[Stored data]

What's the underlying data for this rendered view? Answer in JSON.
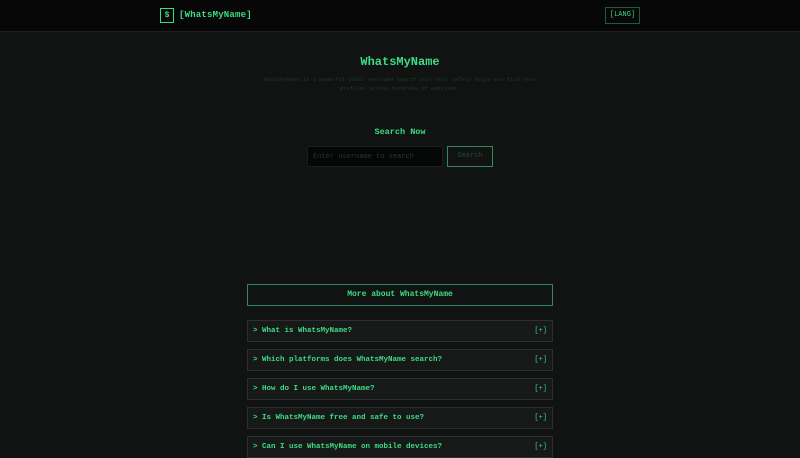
{
  "header": {
    "logo_icon": "$",
    "logo_text": "[WhatsMyName]",
    "lang_button": "[LANG]"
  },
  "hero": {
    "title": "WhatsMyName",
    "description": "WhatsMyName is a powerful OSINT username search tool that safely helps you find your profiles across hundreds of websites."
  },
  "search": {
    "label": "Search Now",
    "placeholder": "Enter username to search",
    "button": "Search"
  },
  "more": {
    "title": "More about WhatsMyName"
  },
  "faq": {
    "items": [
      {
        "question": "> What is WhatsMyName?",
        "toggle": "[+]"
      },
      {
        "question": "> Which platforms does WhatsMyName search?",
        "toggle": "[+]"
      },
      {
        "question": "> How do I use WhatsMyName?",
        "toggle": "[+]"
      },
      {
        "question": "> Is WhatsMyName free and safe to use?",
        "toggle": "[+]"
      },
      {
        "question": "> Can I use WhatsMyName on mobile devices?",
        "toggle": "[+]"
      }
    ]
  },
  "colors": {
    "accent": "#3ddc84",
    "background": "#111312",
    "header_background": "#070707"
  }
}
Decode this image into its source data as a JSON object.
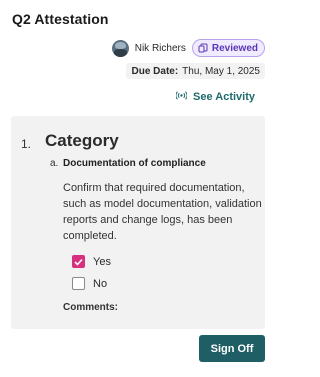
{
  "page": {
    "title": "Q2 Attestation"
  },
  "owner": {
    "name": "Nik Richers",
    "avatar_icon": "user-avatar-photo"
  },
  "status_badge": {
    "label": "Reviewed",
    "icon": "document-copy-icon",
    "color": "#5b36b5",
    "background": "#f1ebff"
  },
  "due": {
    "label": "Due Date:",
    "value": "Thu, May 1, 2025"
  },
  "activity": {
    "label": "See Activity",
    "icon": "broadcast-signal-icon",
    "color": "#1f6b6e"
  },
  "section": {
    "number": "1.",
    "title": "Category",
    "question": {
      "letter": "a.",
      "title": "Documentation of compliance",
      "description": "Confirm that required documentation, such as model documentation, validation reports and change logs, has been completed.",
      "options": [
        {
          "label": "Yes",
          "checked": true
        },
        {
          "label": "No",
          "checked": false
        }
      ],
      "comments_label": "Comments:"
    }
  },
  "actions": {
    "sign_off_label": "Sign Off",
    "accent": "#1f5e64"
  }
}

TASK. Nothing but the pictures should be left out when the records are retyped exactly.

RESPONSE FOR THIS EXERCISE.
What's the underlying data for this rendered view? Answer in JSON.
{
  "header": {
    "logo_icon": "$",
    "logo_text": "[WhatsMyName]",
    "lang_button": "[LANG]"
  },
  "hero": {
    "title": "WhatsMyName",
    "description": "WhatsMyName is a powerful OSINT username search tool that safely helps you find your profiles across hundreds of websites."
  },
  "search": {
    "label": "Search Now",
    "placeholder": "Enter username to search",
    "button": "Search"
  },
  "more": {
    "title": "More about WhatsMyName"
  },
  "faq": {
    "items": [
      {
        "question": "> What is WhatsMyName?",
        "toggle": "[+]"
      },
      {
        "question": "> Which platforms does WhatsMyName search?",
        "toggle": "[+]"
      },
      {
        "question": "> How do I use WhatsMyName?",
        "toggle": "[+]"
      },
      {
        "question": "> Is WhatsMyName free and safe to use?",
        "toggle": "[+]"
      },
      {
        "question": "> Can I use WhatsMyName on mobile devices?",
        "toggle": "[+]"
      }
    ]
  },
  "colors": {
    "accent": "#3ddc84",
    "background": "#111312",
    "header_background": "#070707"
  }
}
Decode this image into its source data as a JSON object.
{
  "page": {
    "title": "Q2 Attestation"
  },
  "owner": {
    "name": "Nik Richers",
    "avatar_icon": "user-avatar-photo"
  },
  "status_badge": {
    "label": "Reviewed",
    "icon": "document-copy-icon",
    "color": "#5b36b5",
    "background": "#f1ebff"
  },
  "due": {
    "label": "Due Date:",
    "value": "Thu, May 1, 2025"
  },
  "activity": {
    "label": "See Activity",
    "icon": "broadcast-signal-icon",
    "color": "#1f6b6e"
  },
  "section": {
    "number": "1.",
    "title": "Category",
    "question": {
      "letter": "a.",
      "title": "Documentation of compliance",
      "description": "Confirm that required documentation, such as model documentation, validation reports and change logs, has been completed.",
      "options": [
        {
          "label": "Yes",
          "checked": true
        },
        {
          "label": "No",
          "checked": false
        }
      ],
      "comments_label": "Comments:"
    }
  },
  "actions": {
    "sign_off_label": "Sign Off",
    "accent": "#1f5e64"
  }
}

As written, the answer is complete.